Emergence of Evolutionary Thought

All cultures throughout history have come to contemplate "the big picture": where we came from and where are we going. Belief systems of all types have evolved to explain the unexplainable, but one unique system has recently accumulated an unprecedented paradigm of theories that stand up to rigorous logic and experimental testing. Science will never replace other religions, but the ground it is covering is often seen as an unholy encroachment to time honored traditions.

  1. Early Beliefs, Confounding Discoveries
    1. The Great Chain of Being
      1. The Greeks began a systematics of classification that led to a formal dendrogram (dirt to angels!).
    2. Questions from Biogeography
      1. Technological developments led to further and faster travel. Naturalists observed incredible diversity of life in their travels. How could such variety, which was endemic in many areas, have spread to corners of the earth without a trace?
    3. Questions from Comparative Anatomy
      1. The variation of homologous and analogous structures puzzled anatomists. Some said they were variations from the moment of creation, but what about vestigial structures (pelvic girdle in snakes, tailbones in humans)?

    4. Questions About Fossils
      1. Studies of sedimentary beds revealed that deposits had been laid down slowly, one above the other.
        1. The layers held recognizable remains or impressions of organisms–fossils. The arrangement of the layers suggested that different organisms had lived at different times.

      2. De Buffon’s explanation: Perhaps species originated in more than one place, and perhaps species became modified over time–evolution!
  2. A Flurry of New Theories
    1. Squeezing New Evidence Into Old Beliefs
      1. Georges Cuvier believed in an original creation of all species.

        He further suggested that the abrupt changes in the fossil record in different rock strata reflected the concept of catastrophism.

        1. After each catastrophe, fewer species remained.
        2. The survivors were not new species; it was just that their ancestors’ fossils had not been found.
      2. Lamarck formulated a theory of inheritance of acquired characteristics which the idea that simple forms had changed into more complex ones by a built-in drive for perfection up the Chain of Being.
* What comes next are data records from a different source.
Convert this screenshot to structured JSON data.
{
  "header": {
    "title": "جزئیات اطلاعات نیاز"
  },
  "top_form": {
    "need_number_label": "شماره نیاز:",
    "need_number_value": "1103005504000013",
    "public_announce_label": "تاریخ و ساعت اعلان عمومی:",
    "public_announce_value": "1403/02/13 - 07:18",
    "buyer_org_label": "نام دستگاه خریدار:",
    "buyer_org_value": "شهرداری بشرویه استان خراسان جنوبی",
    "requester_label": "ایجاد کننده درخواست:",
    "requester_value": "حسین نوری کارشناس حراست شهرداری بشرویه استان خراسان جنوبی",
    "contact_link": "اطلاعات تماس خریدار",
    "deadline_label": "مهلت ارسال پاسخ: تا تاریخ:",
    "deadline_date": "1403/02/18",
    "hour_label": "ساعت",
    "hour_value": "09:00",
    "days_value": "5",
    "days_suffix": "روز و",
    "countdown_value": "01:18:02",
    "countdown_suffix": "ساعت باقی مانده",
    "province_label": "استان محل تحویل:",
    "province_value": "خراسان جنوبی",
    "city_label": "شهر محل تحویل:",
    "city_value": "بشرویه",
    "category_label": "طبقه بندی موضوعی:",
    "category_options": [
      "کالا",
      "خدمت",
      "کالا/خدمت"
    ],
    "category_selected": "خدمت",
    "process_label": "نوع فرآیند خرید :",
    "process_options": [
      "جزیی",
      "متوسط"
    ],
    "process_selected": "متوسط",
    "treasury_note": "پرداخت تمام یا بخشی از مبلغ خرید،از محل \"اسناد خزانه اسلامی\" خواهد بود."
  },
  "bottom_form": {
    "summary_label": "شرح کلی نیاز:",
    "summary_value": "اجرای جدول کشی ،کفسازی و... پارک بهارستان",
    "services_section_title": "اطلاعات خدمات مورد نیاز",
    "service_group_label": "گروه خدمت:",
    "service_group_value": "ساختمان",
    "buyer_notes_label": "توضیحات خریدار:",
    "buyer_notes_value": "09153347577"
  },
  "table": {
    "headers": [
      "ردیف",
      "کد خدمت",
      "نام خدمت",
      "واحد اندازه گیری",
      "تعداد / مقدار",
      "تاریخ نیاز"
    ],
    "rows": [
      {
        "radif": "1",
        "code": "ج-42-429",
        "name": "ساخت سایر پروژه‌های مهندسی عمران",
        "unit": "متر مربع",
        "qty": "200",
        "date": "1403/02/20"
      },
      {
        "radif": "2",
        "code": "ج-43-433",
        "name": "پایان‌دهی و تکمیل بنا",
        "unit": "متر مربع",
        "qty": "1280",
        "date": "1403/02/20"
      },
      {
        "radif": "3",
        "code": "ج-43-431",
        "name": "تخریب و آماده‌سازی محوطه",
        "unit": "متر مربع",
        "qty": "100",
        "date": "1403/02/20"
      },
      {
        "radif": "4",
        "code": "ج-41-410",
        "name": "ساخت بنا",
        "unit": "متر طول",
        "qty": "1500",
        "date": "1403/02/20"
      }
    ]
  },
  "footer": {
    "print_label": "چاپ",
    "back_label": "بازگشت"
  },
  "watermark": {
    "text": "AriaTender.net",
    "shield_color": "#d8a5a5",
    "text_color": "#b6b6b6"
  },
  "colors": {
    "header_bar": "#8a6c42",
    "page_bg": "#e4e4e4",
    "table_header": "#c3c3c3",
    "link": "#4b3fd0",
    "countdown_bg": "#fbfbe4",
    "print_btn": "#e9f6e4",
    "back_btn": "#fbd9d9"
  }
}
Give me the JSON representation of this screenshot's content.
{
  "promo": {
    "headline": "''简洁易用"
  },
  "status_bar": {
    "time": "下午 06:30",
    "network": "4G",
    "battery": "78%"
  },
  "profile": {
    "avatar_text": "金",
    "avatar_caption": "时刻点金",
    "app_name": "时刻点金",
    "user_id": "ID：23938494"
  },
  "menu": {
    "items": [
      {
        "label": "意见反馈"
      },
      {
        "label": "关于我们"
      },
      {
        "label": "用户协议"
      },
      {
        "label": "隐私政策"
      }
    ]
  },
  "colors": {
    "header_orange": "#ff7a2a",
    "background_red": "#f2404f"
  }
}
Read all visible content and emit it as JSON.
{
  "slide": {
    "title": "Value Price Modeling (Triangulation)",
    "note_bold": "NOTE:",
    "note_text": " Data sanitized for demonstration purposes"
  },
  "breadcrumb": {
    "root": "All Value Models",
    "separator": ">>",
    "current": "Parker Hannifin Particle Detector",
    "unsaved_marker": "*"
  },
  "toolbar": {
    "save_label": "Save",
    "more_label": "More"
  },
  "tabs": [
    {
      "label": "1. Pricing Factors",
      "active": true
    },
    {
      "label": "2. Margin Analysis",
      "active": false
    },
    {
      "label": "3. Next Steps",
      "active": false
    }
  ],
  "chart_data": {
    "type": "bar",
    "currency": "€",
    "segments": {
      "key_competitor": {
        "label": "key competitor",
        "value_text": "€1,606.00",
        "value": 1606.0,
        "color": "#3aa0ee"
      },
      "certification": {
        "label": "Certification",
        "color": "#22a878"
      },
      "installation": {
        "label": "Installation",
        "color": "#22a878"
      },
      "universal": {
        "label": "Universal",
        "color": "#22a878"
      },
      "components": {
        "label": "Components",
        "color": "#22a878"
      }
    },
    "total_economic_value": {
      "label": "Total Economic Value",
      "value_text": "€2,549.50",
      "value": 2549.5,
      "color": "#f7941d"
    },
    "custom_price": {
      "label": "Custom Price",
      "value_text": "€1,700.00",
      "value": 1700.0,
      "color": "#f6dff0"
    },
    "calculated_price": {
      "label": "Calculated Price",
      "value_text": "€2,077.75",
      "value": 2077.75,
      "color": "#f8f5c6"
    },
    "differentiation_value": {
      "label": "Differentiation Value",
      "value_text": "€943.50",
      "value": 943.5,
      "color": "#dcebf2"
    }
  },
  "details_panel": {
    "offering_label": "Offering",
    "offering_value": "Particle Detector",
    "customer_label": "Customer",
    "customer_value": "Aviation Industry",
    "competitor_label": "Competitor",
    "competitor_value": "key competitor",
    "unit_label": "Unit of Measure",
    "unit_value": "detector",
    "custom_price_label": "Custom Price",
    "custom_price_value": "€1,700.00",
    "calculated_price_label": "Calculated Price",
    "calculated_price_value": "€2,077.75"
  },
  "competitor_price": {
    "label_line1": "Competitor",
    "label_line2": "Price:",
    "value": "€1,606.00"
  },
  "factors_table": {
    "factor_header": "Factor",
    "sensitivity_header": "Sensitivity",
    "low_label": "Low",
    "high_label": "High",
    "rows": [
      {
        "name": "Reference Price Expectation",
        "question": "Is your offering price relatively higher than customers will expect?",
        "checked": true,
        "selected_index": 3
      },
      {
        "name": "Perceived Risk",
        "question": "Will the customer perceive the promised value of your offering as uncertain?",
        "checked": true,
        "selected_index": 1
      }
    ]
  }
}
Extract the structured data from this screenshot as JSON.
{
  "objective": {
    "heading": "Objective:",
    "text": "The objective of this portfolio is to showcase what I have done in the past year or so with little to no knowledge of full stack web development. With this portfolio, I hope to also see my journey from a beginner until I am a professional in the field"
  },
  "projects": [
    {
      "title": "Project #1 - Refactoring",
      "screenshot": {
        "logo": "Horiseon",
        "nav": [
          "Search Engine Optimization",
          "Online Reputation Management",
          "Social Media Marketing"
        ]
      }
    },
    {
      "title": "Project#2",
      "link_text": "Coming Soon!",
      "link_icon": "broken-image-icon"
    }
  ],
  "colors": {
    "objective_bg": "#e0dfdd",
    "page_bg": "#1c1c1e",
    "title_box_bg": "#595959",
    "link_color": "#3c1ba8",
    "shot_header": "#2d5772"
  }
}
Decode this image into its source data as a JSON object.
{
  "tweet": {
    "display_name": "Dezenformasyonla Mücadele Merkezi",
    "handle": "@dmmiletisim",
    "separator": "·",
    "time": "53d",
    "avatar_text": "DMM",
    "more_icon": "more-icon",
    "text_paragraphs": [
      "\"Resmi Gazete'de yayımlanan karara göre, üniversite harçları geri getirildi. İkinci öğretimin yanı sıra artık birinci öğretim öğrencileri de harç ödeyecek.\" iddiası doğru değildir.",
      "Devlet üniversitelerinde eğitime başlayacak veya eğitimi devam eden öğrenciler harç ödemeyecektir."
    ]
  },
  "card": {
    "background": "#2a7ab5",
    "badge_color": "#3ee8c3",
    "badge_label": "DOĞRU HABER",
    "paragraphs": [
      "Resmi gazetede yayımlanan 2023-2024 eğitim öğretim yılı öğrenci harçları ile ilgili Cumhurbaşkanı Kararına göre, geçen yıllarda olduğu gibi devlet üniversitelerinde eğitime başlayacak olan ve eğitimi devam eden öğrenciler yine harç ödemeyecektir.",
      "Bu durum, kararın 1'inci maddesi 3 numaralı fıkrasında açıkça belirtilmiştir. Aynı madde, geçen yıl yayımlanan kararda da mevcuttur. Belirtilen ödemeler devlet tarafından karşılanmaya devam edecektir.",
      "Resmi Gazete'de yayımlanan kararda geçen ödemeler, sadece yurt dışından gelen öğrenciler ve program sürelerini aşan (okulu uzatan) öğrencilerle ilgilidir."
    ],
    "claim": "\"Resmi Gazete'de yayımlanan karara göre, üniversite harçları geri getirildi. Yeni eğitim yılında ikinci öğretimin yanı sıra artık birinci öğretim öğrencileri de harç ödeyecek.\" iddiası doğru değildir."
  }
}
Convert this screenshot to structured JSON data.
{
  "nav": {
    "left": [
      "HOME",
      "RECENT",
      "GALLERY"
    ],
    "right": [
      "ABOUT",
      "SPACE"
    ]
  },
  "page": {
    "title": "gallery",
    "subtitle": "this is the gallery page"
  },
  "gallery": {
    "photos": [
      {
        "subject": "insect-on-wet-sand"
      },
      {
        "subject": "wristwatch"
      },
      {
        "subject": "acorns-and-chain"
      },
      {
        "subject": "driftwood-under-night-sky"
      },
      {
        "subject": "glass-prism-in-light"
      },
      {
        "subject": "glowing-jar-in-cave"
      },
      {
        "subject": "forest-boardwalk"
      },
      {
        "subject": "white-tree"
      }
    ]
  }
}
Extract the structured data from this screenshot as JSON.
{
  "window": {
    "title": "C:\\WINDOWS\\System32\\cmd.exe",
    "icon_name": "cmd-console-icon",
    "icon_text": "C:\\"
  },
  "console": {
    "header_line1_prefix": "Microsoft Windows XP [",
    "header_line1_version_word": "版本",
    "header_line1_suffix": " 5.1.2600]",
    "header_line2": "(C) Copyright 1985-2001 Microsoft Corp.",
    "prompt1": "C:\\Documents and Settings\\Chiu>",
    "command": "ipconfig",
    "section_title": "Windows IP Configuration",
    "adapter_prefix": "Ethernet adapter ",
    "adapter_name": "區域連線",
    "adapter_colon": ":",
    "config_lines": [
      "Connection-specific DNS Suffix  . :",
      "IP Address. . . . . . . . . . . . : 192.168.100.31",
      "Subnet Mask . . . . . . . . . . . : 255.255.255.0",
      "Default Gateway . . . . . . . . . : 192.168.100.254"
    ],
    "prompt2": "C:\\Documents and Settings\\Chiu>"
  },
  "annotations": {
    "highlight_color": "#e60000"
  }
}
For instance, a giraffe stretching its neck to reach higher branches would result in longer necks in the offspring.
    2. Voyage of the Beagle
      1. As a child (early 1800s), Darwin was curious about nature, but in college he first pursued premedicine and finally received a degree in theology
      2. Darwin, age 20, sailed around the world as the ship’s naturalist.
        1. He was reading Lyell’s Principles of Geology, which proposed a theory of uniformity–the notion of a gradual, lengthy molding of the earth’s geologic structure.
        2. Thus, the earth was not thousands, but possibly millions of years old – enough time for evolution.
  3. Darwin’s Theory Takes Form
    1. Old Bones and Armadillos
      1. In Argentina, Darwin had observed extinct glyptodonts that bore suspicious resemblance to living armadillos; Darwin wondered if the present species had evolved from the extinct one.
    2. A Key Insight–Variation in Traits
      1. Thomas Malthus had suggested that as a population outgrows its resources, its members must compete for what is available; some will not make it.
      2. Darwin felt that if some normally variant members of a population bore traits that increased their survival, then nature would select those same individuals to survive, reproduce, and possibly change future populations’ traits.
        1. On the Galapagos Islands, the dozen or so species of finches all varied from one another to some extent but resembled the mainland finches to some degree also; perhaps they had descended from common ancestors.
        2. Darwin reasoned that a population is evolving when its heritable traits are changing through successive generations.
      3. In 1858, Darwin received a paper from Alfred Wallace, who had developed the same theory of natural selection independently of Darwin. Wallace had been travelling throughout present day Indonesia.
      4. Darwin and Wallace presented a joint paper but Darwin published (alone) his ideas in book form in 1859.
      5. The book was entitled: On the Origin of Species or the Preservation of Favoured Races in the Struggle for Survival.
      6. "Origin" went through several revisions, each omitting critically shortsighted elaborations.
    3. Darwin saw evolution of one kind into another as happening gradually, in small increments, over hundreds or thousands of generations.
    4. It is crucial to note that Darwin had no knowledge of either Mendelian or molecular genetics to support or guide his theory. Some say that this is direct evidence of the weakness of evolutionary theory, but Darwinists have considered this the greatest strength.
    5. Today, we have expanded and modified the theory to include recent evidence: The Modern Synthesis.
    6. "Evolution" is now separated into two semantic divisions: microevolution (change within a species) and macroevolution (change from one species to another). This seems to have been done to divide religious opposition. Now another division "human evolution" seeks to again divide the shrinking religious opposition from what seems undeniable by even the most uniformed.
    7. The possibility of transitional forms was illustrated when, in 1861, fossil evidence of Archaeopteryx was unearthed.
      1. This animal appears to be a transitional form between reptiles and birds. Like birds, it was covered with feathers; but like reptiles, it had teeth and a long, bony tail.